In my junior year of high school (three years ago, it doesn’t feel like that!) I joined the debate team after failing to register properly and being forcibly assigned it by my counselor. Luckily, I took to it like a duck to water. In a few short months I was brought up to Varsity, and ended up being one of the highest ranking members by the end of the year. But more than teaching me the communication skills I will use for the rest of my life, Debate class was the first time I had really been exposed to politics. That habit has thankfully stuck with me, and I continue to try to be as up to date as possible on current events at home and around the world. So when I came to Ireland, I was excited to be able to discover a whole new source and perspective on news.
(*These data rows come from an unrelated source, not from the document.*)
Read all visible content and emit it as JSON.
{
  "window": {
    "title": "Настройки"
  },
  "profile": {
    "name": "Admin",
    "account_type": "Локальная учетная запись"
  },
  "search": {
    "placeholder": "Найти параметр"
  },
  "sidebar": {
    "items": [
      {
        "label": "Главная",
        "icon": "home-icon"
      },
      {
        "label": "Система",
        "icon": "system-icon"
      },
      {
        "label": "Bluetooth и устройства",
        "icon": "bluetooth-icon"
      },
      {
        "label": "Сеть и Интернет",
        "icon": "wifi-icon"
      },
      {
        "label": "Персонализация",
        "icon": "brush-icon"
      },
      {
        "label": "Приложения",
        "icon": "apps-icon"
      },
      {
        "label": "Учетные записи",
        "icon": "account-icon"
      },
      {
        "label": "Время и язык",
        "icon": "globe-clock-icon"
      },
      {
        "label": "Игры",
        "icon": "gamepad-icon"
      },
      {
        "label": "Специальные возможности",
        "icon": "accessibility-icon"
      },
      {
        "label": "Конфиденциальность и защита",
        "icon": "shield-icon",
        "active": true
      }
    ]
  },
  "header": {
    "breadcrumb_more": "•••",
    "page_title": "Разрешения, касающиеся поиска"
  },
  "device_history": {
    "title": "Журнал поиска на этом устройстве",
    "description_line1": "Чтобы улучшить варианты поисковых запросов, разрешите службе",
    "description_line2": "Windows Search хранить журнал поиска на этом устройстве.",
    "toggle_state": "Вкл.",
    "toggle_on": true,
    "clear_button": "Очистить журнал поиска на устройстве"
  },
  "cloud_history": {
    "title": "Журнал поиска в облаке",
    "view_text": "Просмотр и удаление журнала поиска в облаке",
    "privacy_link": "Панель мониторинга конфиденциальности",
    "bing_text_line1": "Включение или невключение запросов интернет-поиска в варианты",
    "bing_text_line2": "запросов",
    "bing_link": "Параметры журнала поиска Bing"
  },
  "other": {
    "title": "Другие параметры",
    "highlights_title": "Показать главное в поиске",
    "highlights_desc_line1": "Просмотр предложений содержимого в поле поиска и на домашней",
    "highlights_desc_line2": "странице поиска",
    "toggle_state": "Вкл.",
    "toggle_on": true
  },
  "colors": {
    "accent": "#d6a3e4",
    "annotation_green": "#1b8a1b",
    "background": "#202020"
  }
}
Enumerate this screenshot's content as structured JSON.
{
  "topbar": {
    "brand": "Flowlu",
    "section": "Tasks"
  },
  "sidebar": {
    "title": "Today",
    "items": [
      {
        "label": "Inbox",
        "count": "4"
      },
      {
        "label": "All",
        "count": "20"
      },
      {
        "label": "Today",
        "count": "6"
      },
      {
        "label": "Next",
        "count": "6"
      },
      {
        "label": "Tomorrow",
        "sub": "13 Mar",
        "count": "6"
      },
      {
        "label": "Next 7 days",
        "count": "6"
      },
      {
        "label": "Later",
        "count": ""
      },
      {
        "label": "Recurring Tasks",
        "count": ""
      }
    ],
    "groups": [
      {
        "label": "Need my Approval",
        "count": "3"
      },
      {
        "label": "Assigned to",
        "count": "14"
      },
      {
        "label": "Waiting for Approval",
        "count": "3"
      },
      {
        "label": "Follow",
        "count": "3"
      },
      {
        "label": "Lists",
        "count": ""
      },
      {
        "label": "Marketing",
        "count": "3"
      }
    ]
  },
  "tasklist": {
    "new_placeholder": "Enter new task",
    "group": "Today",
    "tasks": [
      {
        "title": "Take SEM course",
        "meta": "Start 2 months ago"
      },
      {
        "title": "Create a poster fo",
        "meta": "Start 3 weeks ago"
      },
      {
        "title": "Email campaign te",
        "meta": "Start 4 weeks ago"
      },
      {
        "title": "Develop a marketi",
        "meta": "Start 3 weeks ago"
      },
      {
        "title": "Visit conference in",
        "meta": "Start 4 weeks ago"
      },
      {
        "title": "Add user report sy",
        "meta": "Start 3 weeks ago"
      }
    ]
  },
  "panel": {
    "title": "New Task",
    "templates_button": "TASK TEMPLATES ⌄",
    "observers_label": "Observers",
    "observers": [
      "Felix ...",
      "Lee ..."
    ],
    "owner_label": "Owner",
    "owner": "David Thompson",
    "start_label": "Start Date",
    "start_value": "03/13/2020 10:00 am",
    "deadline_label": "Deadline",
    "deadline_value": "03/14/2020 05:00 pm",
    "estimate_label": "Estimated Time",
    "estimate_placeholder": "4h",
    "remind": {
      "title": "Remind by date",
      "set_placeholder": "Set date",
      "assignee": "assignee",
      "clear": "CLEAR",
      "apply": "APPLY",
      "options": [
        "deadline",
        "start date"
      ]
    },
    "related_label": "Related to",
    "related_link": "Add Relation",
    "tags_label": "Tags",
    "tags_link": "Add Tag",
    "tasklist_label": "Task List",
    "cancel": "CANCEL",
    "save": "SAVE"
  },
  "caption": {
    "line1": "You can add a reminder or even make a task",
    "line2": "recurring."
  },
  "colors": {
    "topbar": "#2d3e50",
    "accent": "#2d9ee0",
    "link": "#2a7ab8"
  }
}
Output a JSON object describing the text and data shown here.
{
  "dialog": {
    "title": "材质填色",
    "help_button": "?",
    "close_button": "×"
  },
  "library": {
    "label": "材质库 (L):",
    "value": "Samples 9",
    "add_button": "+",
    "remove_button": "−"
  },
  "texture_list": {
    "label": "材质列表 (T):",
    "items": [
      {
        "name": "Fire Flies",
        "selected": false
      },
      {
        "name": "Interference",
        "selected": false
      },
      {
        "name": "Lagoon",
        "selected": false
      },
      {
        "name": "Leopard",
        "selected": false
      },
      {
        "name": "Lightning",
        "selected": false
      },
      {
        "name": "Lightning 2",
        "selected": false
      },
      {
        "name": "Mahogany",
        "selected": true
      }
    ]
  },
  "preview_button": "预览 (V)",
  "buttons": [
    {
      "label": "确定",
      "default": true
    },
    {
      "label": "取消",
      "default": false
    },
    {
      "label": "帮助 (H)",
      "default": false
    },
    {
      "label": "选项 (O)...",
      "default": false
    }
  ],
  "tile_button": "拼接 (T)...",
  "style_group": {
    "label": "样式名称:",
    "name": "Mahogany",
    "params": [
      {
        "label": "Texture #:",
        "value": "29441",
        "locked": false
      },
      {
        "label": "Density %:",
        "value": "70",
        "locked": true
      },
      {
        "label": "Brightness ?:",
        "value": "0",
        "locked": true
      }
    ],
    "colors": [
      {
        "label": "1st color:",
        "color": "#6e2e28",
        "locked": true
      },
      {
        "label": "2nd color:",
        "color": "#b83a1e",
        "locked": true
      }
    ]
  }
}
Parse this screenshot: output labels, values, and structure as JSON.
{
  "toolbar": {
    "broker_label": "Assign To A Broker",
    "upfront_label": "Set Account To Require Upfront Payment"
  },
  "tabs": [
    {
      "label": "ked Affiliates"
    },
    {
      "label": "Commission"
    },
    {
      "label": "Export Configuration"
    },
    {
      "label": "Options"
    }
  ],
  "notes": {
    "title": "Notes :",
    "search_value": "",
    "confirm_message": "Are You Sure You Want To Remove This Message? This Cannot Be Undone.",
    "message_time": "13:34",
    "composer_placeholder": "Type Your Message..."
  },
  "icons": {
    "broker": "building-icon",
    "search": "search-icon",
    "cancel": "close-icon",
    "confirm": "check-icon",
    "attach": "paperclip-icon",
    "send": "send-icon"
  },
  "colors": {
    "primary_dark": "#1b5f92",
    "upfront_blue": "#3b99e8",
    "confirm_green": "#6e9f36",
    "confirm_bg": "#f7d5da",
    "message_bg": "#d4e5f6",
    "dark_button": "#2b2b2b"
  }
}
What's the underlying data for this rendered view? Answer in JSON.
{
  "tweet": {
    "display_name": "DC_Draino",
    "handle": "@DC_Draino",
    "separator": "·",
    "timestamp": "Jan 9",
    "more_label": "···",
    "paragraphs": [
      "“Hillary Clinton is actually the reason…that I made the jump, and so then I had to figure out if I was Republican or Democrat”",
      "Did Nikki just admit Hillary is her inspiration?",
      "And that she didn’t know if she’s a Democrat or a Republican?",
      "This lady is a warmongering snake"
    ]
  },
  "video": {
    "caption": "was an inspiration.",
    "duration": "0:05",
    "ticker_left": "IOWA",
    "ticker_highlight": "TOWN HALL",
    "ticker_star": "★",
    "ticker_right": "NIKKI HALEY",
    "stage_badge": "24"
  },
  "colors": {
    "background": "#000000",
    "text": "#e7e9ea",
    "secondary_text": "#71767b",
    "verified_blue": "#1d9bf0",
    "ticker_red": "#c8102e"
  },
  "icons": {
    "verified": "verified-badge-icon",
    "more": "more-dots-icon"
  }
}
And Ireland did not disappoint. Part of it was hilarious as only an outside perspective on politics can be. Some of the things that various TD’s or Enda Kenny said that splashed the headlines were laughable, yet made all the funnier knowing that if some Congressmen had made the same comment, it would have barely made the pack panel of some blog. And yet some parts were actually quite engaging. I never thought I would ever find water rights interesting, yet that was the hot button issue during my stint here. It really brings to the forefront the omnipresent issues of government’s reach and the ability to market basic human needs. Also, some of the majority view points here and radically different than the U.S. Back home, pro-Palestine protests are ignored or even blocked from happening. As somebody who was always been vehemently pro-Israel – I want to join the IDF one day – it was a humbling experience to live in a state that has always come down on the other side. All in all, it was an eye opening experience to get a view into an entirely different political theater.

The North/South Divide

1 Dec

Many people know about Northern Ireland and how it is part of the United Kingdom as opposed to the Republic of Ireland. However, not many people know why. When I visited the North with my classmates about a month ago I discovered (in very great detail) exactly why Northern Ireland remains under English rule.

Coined as “The Troubles,” Ireland was under great strife from 1968 to 1998 (officially). It was a struggle that is still very pertinent to this day. To put it simply: it was a struggle between the Protestant and Catholic people of Northern Ireland. However, it was much more complex than that. People who called themselves Protestants were generally unionists, loyalists, and would call themselves British. Those who identified as Catholic would normally identify as nationalists, republicans, and call themselves Irish. These two sides fought on numerous accounts for the duration of the 29 years, and, although on much smaller scales, continue to fight into today. These disputes include the Battle of the Bogside, Bloody Sunday, the Hunger Strikes, and countless riots and fights. Eventually, peace walls were established to end violence within cities that had strong Protestant and Catholic inhabitants. The most famous peace wall can be found in Belfast. People from all across the world write on this wall, asking the Irish to bring peace amongst themselves. The gates, however, are still locked tight at 7pm every night and remain that way until 7am the next morning.

While in Northern Ireland, my fellow classmates and I were given tours on each side of Belfast’s peace wall, as well as a tour of Derry/Londonderry. Thanks to our tour guides, this religious divide is very evident in today’s world. A Protestant tour guide will tell you that it was entirely the fault of the Catholics for the troubles, while a Catholic will tell you the exact opposite. This begs the question: when will The Troubles truly end?

– David Byron